    +--------------------+--------------------+

    The results do not include a row for each Jerry because the GROUP BY statement groups the results by name.

  7. Filter for the names that have more than 100 likes combined, using the HAVING clause. This clause is equivalent to the WHERE clause but for aggregate groups.

    SELECT name AS most_liked
    FROM csv_likes
    GROUP BY name HAVING SUM(likes) > 100;
    +--------------------+
    |most_liked          |
    +--------------------+
    |Jerry               |
    |Greg                |
    +--------------------+

For a list of available aggregations, see SQL Functions and Operators.

If you need more control over how your data is being transformed and aggregated, you may want to build a pipeline with the Jet API.

Step 4. Run Federated Queries

Federated queries are those that join tables from different datasets.

Normally, querying in SQL is database or dataset-specific. However, Hazelcast, you can pull information from different sources and present a more complete picture of the data.

  1. Configure the map connector to create a new table called dislikes.

    CREATE MAPPING dislikes (
    name VARCHAR,
    dislikes INT
    ) TYPE IMap OPTIONS ('keyFormat'='int', 'valueFormat'='json-flat');

    This table is mapped to a distributed map in Hazelcast where the key is an integer and the value is an object that’s serialized to JSON.

  2. Use SINK INTO statements to add some entries to the map.

    SINK INTO dislikes VALUES
    (1, 'Greg', 1),
    (2, 'Jerry', 0),
    (3, 'Mary', 5),
    (4, 'Jerry', 0);
  3. Use the JOIN clause to merge results from the likes and dislikes tables so you can see who has the most likes and dislikes.

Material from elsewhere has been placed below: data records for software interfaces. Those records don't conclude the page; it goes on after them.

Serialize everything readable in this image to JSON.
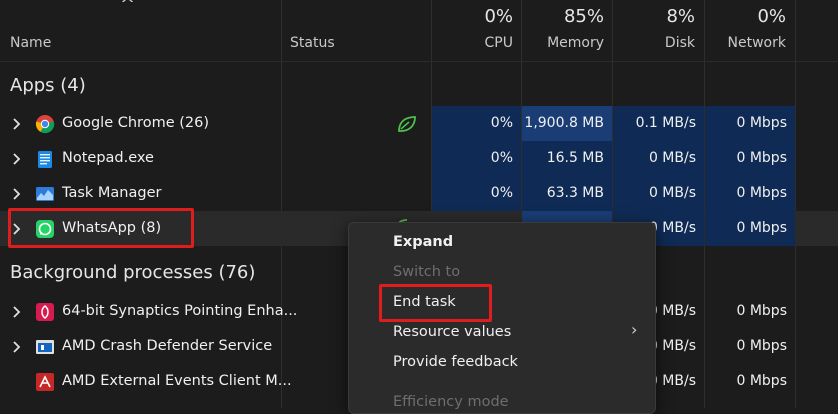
{
  "header": {
    "sort_arrow": "^",
    "name_label": "Name",
    "status_label": "Status",
    "cpu": {
      "pct": "0%",
      "label": "CPU"
    },
    "memory": {
      "pct": "85%",
      "label": "Memory"
    },
    "disk": {
      "pct": "8%",
      "label": "Disk"
    },
    "network": {
      "pct": "0%",
      "label": "Network"
    }
  },
  "apps": {
    "title": "Apps (4)",
    "rows": [
      {
        "name": "Google Chrome (26)",
        "icon": "chrome-icon",
        "status_icon": "efficiency-leaf-icon",
        "cpu": "0%",
        "memory": "1,900.8 MB",
        "disk": "0.1 MB/s",
        "network": "0 Mbps"
      },
      {
        "name": "Notepad.exe",
        "icon": "notepad-icon",
        "cpu": "0%",
        "memory": "16.5 MB",
        "disk": "0 MB/s",
        "network": "0 Mbps"
      },
      {
        "name": "Task Manager",
        "icon": "task-manager-icon",
        "cpu": "0%",
        "memory": "63.3 MB",
        "disk": "0 MB/s",
        "network": "0 Mbps"
      },
      {
        "name": "WhatsApp (8)",
        "icon": "whatsapp-icon",
        "disk": "0 MB/s",
        "network": "0 Mbps"
      }
    ]
  },
  "background": {
    "title": "Background processes (76)",
    "rows": [
      {
        "name": "64-bit Synaptics Pointing Enha...",
        "icon": "synaptics-icon",
        "disk": "0 MB/s",
        "network": "0 Mbps"
      },
      {
        "name": "AMD Crash Defender Service",
        "icon": "amd-service-icon",
        "disk": "0 MB/s",
        "network": "0 Mbps"
      },
      {
        "name": "AMD External Events Client M...",
        "icon": "amd-icon",
        "disk": "0 MB/s",
        "network": "0 Mbps"
      }
    ]
  },
  "context_menu": {
    "expand": "Expand",
    "switch_to": "Switch to",
    "end_task": "End task",
    "resource_values": "Resource values",
    "submenu_arrow": "›",
    "provide_feedback": "Provide feedback",
    "efficiency_mode": "Efficiency mode"
  },
  "colors": {
    "highlight_box": "#e01d1d",
    "heat_cell": "#0f2b55",
    "memory_heat_cell": "#1a3d75"
  }
}
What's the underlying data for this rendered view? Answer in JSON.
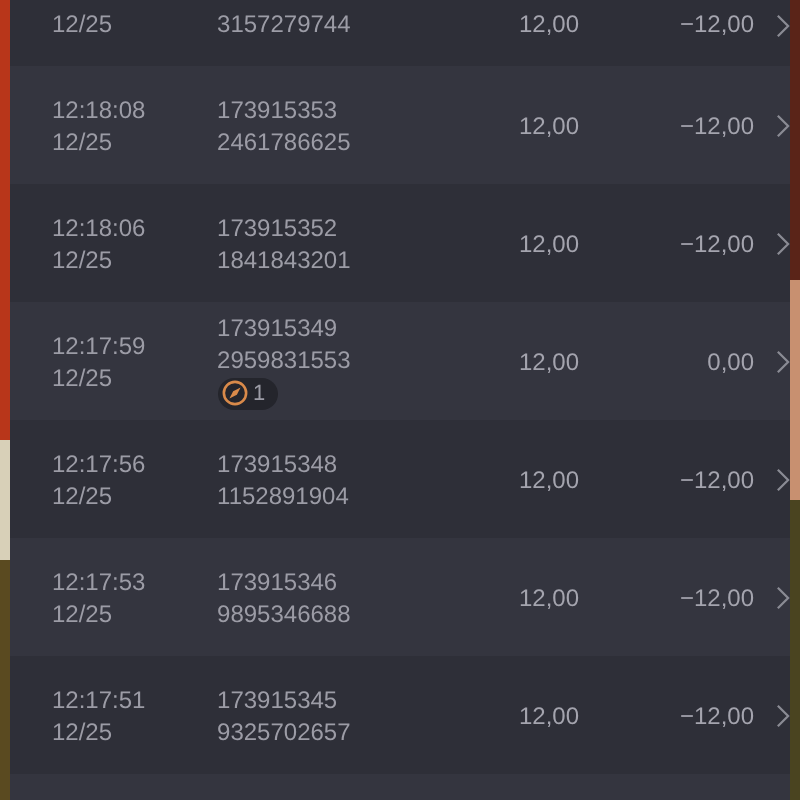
{
  "rows": [
    {
      "date": "12/25",
      "order_id": "3157279744",
      "amount": "12,00",
      "result": "−12,00"
    },
    {
      "time": "12:18:08",
      "date": "12/25",
      "round_id": "173915353",
      "order_id": "2461786625",
      "amount": "12,00",
      "result": "−12,00"
    },
    {
      "time": "12:18:06",
      "date": "12/25",
      "round_id": "173915352",
      "order_id": "1841843201",
      "amount": "12,00",
      "result": "−12,00"
    },
    {
      "time": "12:17:59",
      "date": "12/25",
      "round_id": "173915349",
      "order_id": "2959831553",
      "badge": "1",
      "amount": "12,00",
      "result": "0,00"
    },
    {
      "time": "12:17:56",
      "date": "12/25",
      "round_id": "173915348",
      "order_id": "1152891904",
      "amount": "12,00",
      "result": "−12,00"
    },
    {
      "time": "12:17:53",
      "date": "12/25",
      "round_id": "173915346",
      "order_id": "9895346688",
      "amount": "12,00",
      "result": "−12,00"
    },
    {
      "time": "12:17:51",
      "date": "12/25",
      "round_id": "173915345",
      "order_id": "9325702657",
      "amount": "12,00",
      "result": "−12,00"
    },
    {}
  ]
}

    The data source on the right of the join must always be a map.
    SELECT csv_likes.name, csv_likes.likes, dislikes.dislikes
    FROM csv_likes
    JOIN dislikes
    ON csv_likes.id = dislikes.__key;
    +--------------------+------------+------------+
    |name                |       likes|    dislikes|
    +--------------------+------------+------------+
    |Jerry               |          13|           0|
    |Greg                |         108|           5|
    |Mary                |          73|           5|
    |Jerry               |          88|          20|
    +--------------------+------------+------------+
  4. Use the ORDER BY clause to order the results by name and use the LIMIT clause to limit them so that only the first two are displayed.

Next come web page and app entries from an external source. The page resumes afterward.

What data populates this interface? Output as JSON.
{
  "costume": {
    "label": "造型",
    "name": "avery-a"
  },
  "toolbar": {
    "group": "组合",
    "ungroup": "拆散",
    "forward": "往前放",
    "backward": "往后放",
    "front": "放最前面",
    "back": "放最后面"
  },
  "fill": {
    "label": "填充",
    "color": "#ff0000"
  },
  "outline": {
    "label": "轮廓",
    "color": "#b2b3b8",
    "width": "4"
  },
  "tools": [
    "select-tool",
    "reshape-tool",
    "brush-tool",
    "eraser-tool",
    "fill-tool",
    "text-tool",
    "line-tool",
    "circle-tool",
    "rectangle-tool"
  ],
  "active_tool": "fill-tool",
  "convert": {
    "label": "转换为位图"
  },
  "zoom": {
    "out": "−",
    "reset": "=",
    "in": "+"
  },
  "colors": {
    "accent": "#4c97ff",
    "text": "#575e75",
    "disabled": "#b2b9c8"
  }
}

SELECT csv_likes.name, csv_likes.likes, dislikes.dislikes
FROM csv_likes
JOIN dislikes
ON csv_likes.id = dislikes.__key
ORDER BY csv_likes.name
LIMIT 2;

Step 5. Ingest Query Results into a Hazelcast Map

To save your query results as a view, you can cache them in Hazelcast by ingesting them into a map.

  1. Configure the map connector to create a new table called likes_and_dislikes.

    CREATE MAPPING likes_and_dislikes (
    name VARCHAR,
    likes INT,
    dislikes INT
    ) TYPE IMap OPTIONS ('keyFormat'='int', 'valueFormat'='json-flat');

    This table is mapped to a distributed map in Hazelcast where the key is an integer and the value is an object that’s serialized to JSON.

  2. Run the JOIN query to merge results from the CSV file and the dislikes map and insert them into the likes_and_dislikes map.

    INSERT INTO likes_and_dislikes SELECT dislikes.__key, csv_likes.name, csv_likes.likes, dislikes.dislikes
    FROM csv_likes
    JOIN dislikes
    ON csv_likes.id = dislikes.__key;
  3. Make sure that the query results were added to the map.

    SELECT * FROM likes_and_dislikes;
    +------------+----------+------------+------------+
    |       __key|name      |       likes|    dislikes|
    +------------+----------+------------+------------+
    |           2|Greg      |         108|           0|
    |           1|Jerry     |          13|           1|
    |           4|Jerry     |          88|           0|
    |           3|Mary      |          73|           5|
    +------------+----------+------------+------------+

Next Steps